- **How to complete this task**
Pick each line that has "meta" out of the records.
The data Block Start
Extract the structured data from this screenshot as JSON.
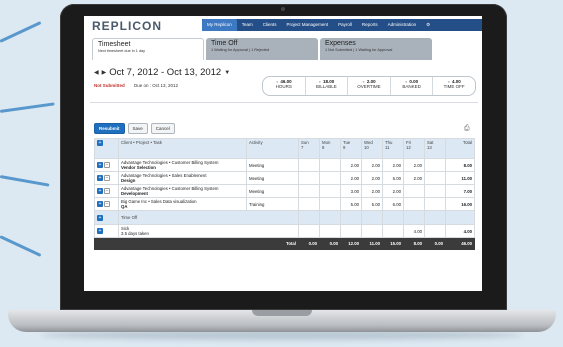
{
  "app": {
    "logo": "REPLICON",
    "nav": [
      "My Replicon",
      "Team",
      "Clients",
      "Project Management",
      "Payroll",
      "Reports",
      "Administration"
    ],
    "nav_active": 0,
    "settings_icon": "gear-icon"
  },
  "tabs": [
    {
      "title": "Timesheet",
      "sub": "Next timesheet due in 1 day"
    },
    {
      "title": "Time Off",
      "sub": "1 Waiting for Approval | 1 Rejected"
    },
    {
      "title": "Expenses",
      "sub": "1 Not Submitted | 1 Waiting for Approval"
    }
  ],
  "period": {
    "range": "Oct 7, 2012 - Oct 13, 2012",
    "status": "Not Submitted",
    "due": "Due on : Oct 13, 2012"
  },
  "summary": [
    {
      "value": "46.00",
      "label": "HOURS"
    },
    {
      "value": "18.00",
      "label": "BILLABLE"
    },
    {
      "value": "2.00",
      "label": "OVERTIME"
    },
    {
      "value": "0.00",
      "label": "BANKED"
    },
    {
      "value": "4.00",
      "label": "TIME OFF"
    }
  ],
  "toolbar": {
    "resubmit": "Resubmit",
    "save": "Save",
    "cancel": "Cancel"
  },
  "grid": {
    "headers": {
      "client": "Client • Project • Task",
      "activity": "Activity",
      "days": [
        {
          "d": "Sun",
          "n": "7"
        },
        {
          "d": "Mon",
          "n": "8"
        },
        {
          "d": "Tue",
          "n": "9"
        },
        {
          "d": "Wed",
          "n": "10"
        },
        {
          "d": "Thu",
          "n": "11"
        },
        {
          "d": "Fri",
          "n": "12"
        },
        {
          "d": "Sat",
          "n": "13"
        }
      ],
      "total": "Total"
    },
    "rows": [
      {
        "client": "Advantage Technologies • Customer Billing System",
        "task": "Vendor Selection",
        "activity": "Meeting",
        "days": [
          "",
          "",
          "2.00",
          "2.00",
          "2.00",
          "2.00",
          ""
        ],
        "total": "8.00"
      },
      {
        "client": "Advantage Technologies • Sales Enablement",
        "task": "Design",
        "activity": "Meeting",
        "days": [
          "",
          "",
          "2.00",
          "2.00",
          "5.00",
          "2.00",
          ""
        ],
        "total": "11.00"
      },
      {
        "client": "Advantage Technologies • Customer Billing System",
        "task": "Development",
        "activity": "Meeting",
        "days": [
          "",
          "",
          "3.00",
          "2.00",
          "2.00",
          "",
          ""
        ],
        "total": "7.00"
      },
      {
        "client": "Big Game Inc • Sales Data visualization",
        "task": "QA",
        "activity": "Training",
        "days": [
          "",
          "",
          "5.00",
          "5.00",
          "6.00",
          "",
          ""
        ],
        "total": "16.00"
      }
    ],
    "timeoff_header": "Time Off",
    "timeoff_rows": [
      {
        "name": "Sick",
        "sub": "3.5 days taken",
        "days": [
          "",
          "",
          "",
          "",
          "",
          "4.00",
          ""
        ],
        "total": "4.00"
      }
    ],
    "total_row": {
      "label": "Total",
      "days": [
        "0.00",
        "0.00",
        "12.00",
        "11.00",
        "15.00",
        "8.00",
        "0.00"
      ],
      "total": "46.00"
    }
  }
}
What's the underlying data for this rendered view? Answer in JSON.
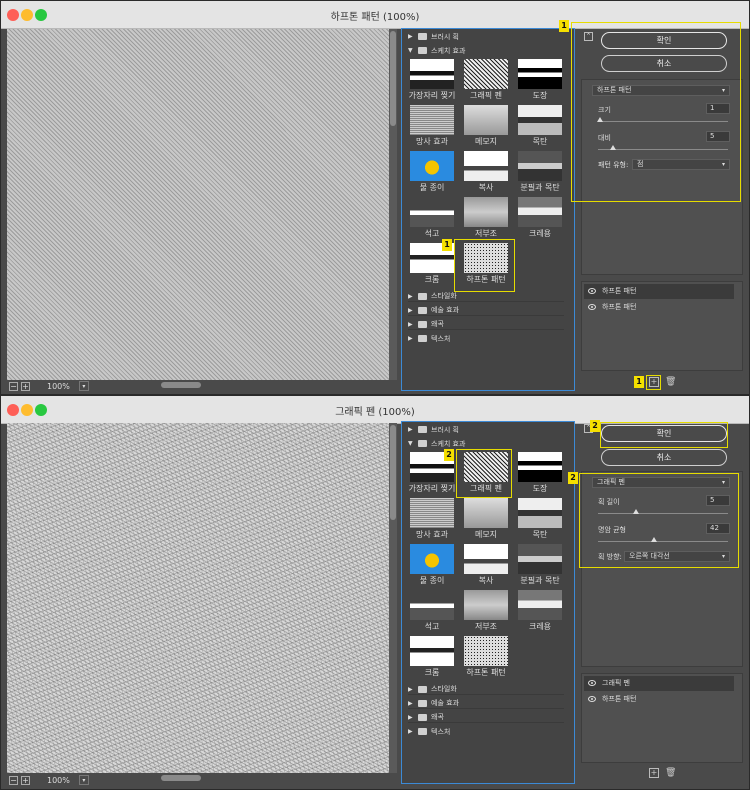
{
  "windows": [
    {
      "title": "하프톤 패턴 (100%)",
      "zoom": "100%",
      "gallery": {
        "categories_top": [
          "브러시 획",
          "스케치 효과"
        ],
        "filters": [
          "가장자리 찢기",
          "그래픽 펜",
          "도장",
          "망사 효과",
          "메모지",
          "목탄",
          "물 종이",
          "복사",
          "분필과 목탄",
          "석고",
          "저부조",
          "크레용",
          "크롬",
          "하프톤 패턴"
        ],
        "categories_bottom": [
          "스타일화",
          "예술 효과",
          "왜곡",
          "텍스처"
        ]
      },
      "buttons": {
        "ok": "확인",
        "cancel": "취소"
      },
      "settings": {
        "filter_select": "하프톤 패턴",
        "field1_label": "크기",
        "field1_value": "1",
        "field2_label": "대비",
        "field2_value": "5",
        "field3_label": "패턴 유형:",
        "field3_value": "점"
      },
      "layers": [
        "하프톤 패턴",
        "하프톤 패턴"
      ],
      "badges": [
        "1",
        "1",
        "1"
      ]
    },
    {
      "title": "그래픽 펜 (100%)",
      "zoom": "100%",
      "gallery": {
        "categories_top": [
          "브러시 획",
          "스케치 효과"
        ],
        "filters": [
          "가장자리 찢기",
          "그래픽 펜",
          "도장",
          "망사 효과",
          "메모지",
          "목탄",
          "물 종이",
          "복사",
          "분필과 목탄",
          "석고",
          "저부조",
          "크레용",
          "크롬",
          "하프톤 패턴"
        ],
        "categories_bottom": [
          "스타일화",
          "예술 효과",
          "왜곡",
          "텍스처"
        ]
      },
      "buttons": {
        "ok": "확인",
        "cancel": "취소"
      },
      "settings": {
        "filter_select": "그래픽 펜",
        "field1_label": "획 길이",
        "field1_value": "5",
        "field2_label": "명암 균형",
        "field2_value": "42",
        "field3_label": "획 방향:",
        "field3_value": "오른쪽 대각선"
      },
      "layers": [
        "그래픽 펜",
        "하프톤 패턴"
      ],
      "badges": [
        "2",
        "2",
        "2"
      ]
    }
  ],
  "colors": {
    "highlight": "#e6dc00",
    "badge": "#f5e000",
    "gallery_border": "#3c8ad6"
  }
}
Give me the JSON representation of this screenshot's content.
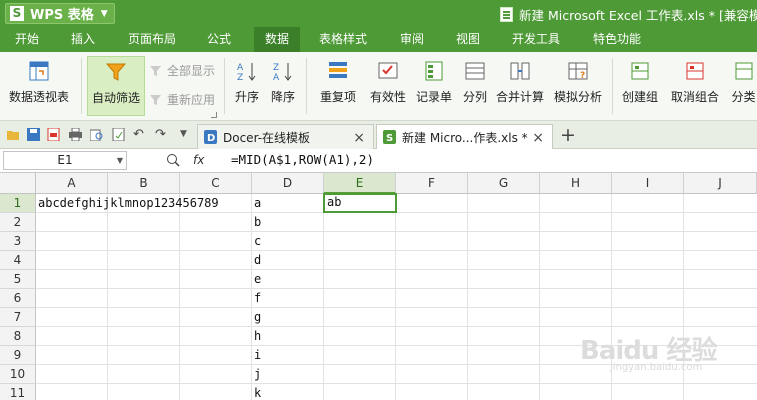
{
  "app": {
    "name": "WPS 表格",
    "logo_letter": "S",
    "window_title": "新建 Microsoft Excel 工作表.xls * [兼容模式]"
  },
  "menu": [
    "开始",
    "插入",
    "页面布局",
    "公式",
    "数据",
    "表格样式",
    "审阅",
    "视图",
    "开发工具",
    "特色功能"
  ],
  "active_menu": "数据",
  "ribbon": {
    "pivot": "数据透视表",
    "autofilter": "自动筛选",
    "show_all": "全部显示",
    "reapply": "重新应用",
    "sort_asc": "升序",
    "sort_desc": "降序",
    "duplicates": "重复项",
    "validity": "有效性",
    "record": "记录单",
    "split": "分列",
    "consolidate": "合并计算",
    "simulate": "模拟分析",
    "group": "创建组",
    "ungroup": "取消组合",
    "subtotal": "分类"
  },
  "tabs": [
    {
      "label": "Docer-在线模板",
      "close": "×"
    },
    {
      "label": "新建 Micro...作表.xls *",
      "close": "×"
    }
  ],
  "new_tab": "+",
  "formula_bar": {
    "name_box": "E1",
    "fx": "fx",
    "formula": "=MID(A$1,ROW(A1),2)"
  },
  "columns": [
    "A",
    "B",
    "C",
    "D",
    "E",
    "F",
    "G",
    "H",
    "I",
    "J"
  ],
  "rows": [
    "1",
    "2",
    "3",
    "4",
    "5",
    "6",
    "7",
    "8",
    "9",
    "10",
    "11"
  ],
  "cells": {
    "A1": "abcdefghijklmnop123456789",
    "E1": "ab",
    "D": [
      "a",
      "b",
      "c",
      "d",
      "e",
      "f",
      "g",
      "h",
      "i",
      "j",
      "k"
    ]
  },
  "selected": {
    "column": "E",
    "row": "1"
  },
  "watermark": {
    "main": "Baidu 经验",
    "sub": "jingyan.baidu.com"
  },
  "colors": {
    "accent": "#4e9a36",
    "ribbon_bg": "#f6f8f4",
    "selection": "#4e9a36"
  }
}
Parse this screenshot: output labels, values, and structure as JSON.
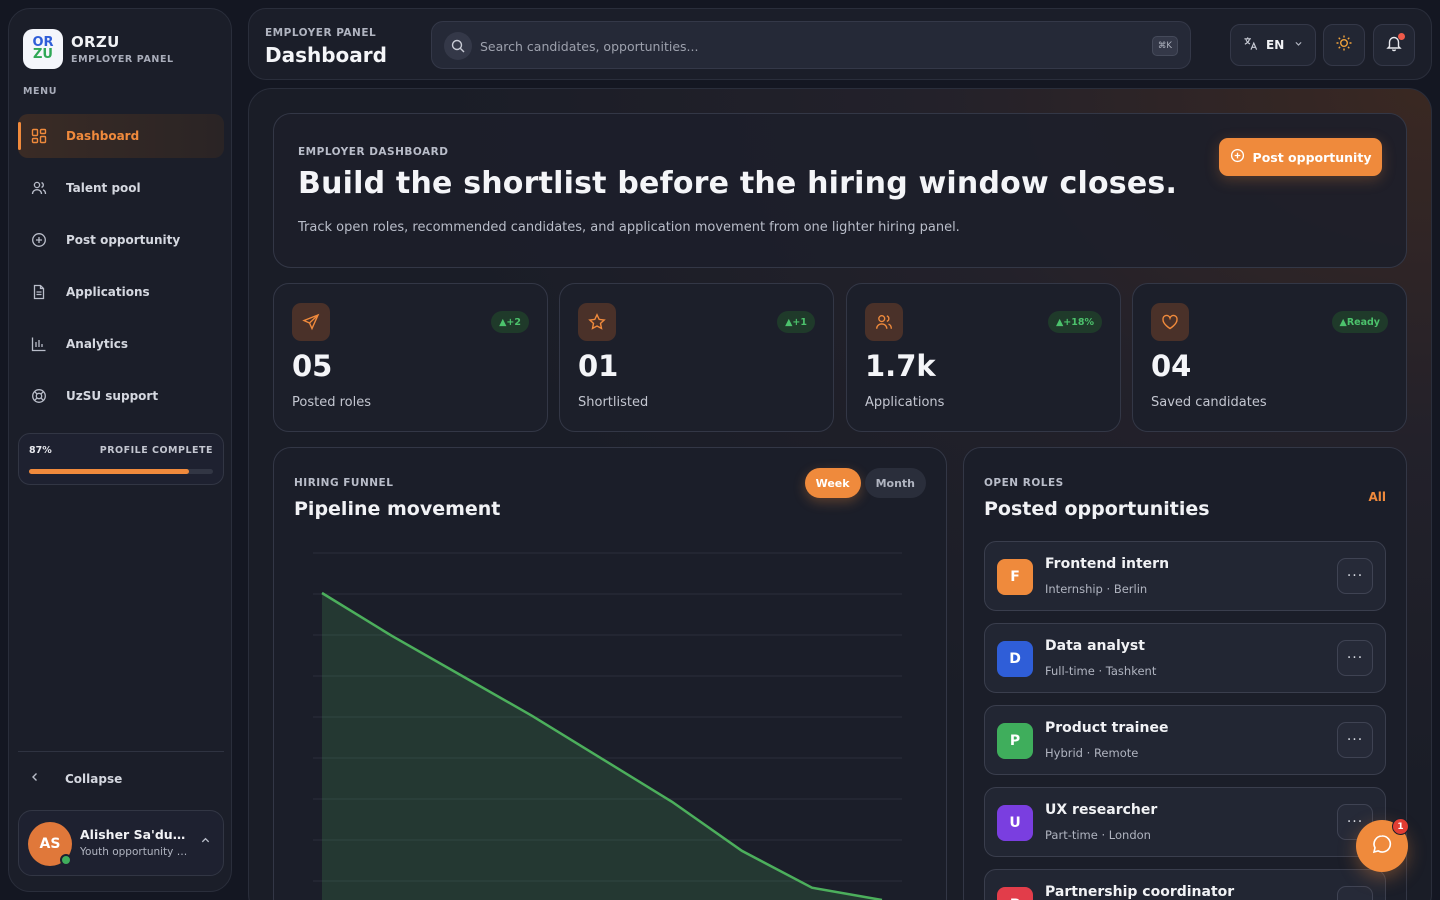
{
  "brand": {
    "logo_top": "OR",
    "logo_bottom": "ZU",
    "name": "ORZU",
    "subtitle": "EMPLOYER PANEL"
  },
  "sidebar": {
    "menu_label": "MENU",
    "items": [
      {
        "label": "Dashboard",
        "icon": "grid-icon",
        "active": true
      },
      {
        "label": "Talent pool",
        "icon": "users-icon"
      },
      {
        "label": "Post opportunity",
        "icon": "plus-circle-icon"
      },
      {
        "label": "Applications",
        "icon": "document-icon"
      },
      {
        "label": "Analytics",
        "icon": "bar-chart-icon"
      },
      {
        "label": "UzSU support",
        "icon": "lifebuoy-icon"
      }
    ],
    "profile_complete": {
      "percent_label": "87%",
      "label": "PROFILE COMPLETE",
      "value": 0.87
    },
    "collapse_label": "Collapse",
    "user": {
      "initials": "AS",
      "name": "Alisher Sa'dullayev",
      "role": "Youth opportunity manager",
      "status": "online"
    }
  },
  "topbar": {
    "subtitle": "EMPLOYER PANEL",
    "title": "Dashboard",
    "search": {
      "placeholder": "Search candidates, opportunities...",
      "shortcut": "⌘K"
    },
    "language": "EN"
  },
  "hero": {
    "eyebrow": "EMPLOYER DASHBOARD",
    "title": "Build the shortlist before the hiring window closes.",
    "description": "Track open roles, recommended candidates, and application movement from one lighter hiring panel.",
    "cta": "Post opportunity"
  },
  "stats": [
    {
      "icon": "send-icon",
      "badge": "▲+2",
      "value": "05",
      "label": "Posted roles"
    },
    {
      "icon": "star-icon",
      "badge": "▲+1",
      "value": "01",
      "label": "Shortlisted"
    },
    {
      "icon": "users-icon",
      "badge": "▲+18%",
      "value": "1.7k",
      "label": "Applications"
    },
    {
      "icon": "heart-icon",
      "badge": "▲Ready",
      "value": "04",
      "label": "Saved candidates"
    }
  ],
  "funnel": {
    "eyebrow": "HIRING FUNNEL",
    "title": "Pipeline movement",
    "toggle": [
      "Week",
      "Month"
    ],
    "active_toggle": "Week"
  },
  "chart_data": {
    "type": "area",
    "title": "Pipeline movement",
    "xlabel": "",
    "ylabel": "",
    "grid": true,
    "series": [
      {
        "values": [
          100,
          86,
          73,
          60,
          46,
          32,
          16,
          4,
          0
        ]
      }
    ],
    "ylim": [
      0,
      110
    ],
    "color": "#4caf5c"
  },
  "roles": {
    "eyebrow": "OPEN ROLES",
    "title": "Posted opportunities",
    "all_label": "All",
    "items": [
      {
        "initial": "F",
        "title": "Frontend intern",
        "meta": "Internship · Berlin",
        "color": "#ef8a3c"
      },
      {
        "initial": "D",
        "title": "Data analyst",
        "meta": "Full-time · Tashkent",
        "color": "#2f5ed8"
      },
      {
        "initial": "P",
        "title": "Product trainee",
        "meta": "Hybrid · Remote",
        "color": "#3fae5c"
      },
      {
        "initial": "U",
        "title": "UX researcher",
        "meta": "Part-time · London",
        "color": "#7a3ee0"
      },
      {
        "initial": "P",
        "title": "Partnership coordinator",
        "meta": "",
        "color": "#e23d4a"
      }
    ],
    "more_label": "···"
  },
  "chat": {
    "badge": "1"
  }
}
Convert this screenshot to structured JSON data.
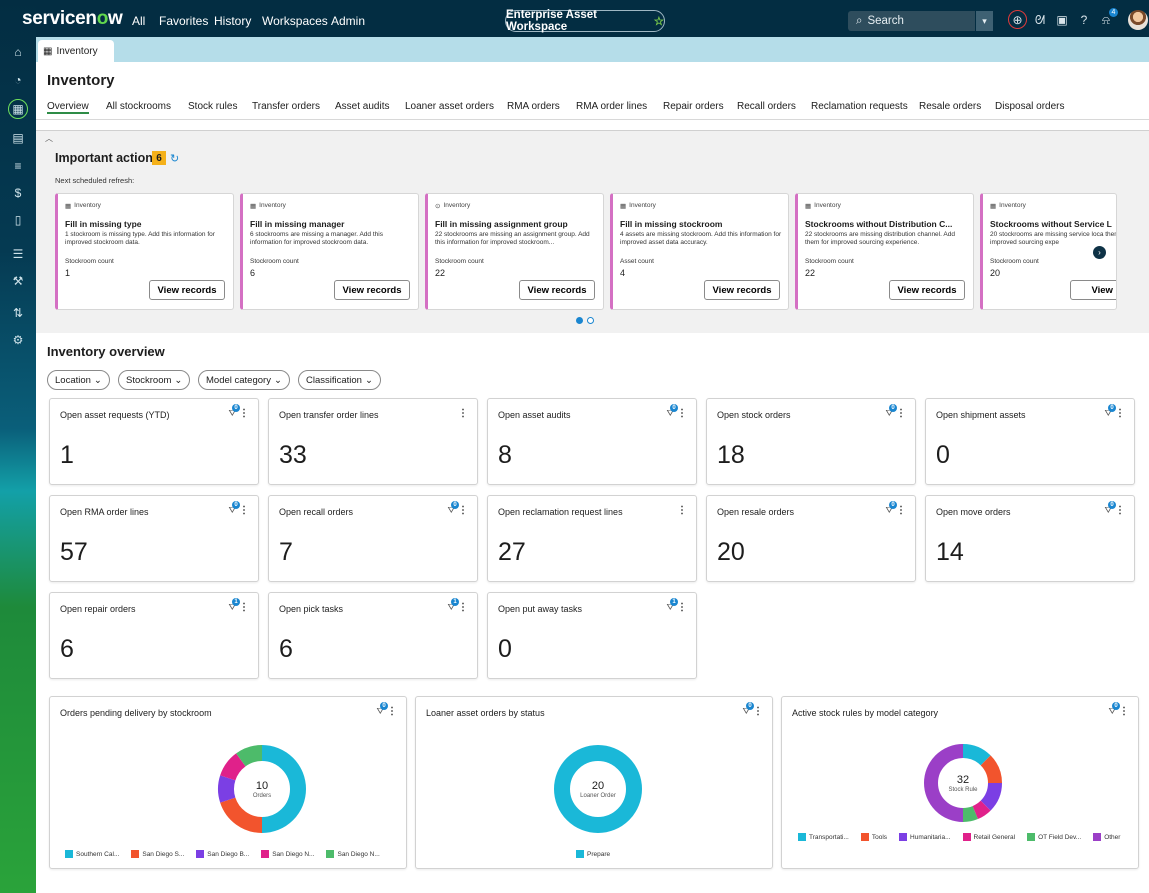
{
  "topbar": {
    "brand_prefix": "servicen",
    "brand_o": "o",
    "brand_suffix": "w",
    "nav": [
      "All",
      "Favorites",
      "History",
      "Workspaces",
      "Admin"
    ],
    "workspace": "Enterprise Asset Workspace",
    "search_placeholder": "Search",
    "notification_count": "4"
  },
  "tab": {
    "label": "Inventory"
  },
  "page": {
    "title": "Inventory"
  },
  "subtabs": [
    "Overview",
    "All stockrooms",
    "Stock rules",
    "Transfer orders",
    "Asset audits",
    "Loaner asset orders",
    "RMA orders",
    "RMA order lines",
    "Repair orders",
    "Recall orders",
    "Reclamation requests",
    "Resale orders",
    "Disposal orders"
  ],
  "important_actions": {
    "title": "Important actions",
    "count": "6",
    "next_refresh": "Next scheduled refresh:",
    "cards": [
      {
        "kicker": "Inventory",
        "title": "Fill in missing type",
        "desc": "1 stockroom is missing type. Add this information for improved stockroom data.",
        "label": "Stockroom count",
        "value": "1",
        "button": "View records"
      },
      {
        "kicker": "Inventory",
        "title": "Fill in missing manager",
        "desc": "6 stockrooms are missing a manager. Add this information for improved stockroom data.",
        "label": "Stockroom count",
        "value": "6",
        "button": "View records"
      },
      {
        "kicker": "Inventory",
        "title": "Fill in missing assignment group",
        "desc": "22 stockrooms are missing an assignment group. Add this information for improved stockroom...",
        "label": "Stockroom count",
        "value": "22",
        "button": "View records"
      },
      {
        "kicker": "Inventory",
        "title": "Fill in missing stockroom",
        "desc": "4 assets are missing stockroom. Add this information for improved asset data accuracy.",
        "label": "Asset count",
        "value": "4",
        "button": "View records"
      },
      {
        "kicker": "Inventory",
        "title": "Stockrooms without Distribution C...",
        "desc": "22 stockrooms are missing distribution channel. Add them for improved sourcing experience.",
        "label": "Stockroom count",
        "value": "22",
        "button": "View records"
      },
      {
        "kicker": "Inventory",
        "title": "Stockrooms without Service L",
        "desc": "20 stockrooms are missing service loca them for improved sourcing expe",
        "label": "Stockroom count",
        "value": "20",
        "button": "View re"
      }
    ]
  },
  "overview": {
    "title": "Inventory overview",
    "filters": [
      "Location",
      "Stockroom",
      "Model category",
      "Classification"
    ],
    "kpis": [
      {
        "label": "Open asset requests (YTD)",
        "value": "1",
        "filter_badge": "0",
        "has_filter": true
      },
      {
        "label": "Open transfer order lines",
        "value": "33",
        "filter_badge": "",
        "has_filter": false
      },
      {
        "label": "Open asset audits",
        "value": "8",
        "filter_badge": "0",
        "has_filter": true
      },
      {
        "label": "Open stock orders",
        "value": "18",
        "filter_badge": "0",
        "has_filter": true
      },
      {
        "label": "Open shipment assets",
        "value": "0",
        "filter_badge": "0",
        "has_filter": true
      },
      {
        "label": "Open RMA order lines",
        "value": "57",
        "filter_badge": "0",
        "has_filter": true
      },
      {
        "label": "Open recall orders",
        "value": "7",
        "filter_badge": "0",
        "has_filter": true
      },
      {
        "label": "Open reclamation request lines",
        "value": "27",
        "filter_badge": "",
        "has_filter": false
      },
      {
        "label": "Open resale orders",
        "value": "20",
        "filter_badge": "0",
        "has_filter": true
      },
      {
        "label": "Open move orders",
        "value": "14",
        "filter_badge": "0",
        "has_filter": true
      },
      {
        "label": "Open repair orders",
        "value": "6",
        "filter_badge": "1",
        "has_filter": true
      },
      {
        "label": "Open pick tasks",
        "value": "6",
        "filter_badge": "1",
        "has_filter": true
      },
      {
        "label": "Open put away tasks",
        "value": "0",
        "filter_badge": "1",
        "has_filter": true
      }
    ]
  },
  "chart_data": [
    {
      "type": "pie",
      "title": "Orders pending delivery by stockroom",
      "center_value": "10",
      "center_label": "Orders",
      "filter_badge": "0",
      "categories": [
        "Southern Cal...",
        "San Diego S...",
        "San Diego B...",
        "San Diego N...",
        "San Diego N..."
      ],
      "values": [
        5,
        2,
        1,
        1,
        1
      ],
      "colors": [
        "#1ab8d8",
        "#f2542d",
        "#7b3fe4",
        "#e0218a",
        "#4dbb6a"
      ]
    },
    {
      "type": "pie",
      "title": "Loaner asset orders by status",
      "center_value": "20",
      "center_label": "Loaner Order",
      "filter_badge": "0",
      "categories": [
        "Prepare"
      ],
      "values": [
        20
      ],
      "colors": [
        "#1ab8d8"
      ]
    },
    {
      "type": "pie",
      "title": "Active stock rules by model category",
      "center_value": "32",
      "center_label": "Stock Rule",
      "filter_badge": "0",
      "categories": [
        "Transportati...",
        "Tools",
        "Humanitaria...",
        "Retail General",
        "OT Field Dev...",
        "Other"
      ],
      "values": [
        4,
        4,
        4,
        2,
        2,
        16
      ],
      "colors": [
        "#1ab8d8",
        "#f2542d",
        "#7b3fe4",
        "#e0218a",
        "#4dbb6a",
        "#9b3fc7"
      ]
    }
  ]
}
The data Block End
- **Solution for this exercise**
        "meta": "Internship · Berlin",
        "meta": "Full-time · Tashkent",
        "meta": "Hybrid · Remote",
        "meta": "Part-time · London",
        "meta": "",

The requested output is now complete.